The party that controls Washington and the policies it implements to steer the massive U.S. economy have effects on that country’s largest trading partner and, we like to think, closest ally. What is also clear, however, is that when we try to assess this effect, we often pay too much attention to the “trees” of trade policy and not enough attention to the “forest” of macroeconomic policies, which ultimately matter much more for the health of Canada’s economy as a whole. Yes, Democratic presidents and their political allies in Congress often make protectionist noises that Canadian exporters do not like to hear. But they also tend to implement policies that favour strong broad-based demand in the U.S. economy, and if demand for their products and services dries up south of the border, whether Congress emits protectionist noises becomes a secondary concern for Canadian businesses and their workers.
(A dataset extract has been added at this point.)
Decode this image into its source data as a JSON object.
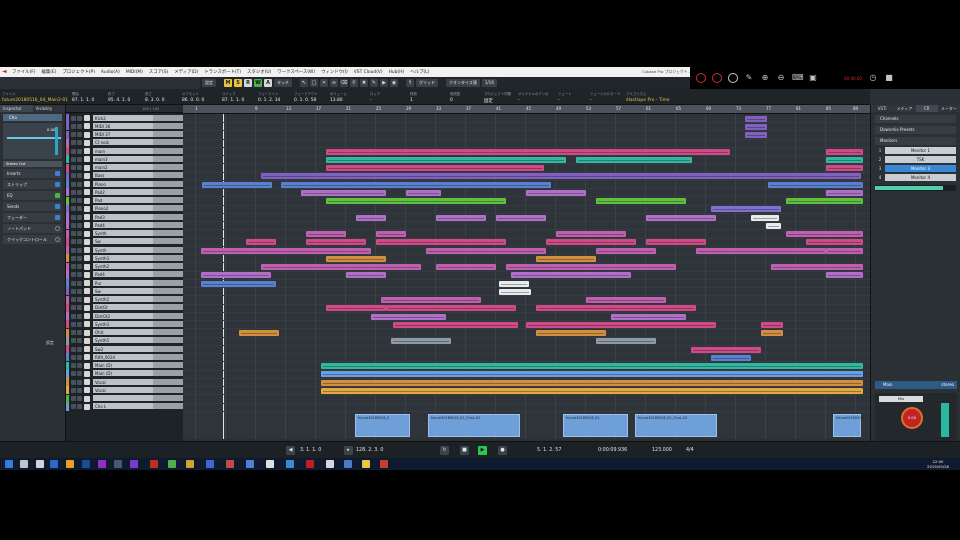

This does not, however, alter the basic notion that the preference of Canadians for Barack Obama and his party stems from the fact that the Democrats’ values are closer to their own. This is all the more true in 2012, as the choice that Americans have to make between two contrasting and contending visions of their future is starker than it has been in several decades. It is telling, given the dismal level of support for Mitt Romney north of the border, that a fair proportion of Canadian small-c or large-C conservatives does not approve of the recent turn of the republican party away from the communitarian tradition of American conservatism and toward radical individualism, deepening inequalities, and a devotion to unfettered, winner-takes-all capitalism.

When all is said and done, the real reason why this election is important for us north of the border has little to do with our narrowly defined economic interest. Two starkly different visions of society, the economy, the environment, and foreign policy are at stake in this year’s U.S. election. The choice that our American friends make in November 2012 will inevitably affect the world we live in and the shape of our own society in the future. That’s why their choice matters to us, and that’s why we should care.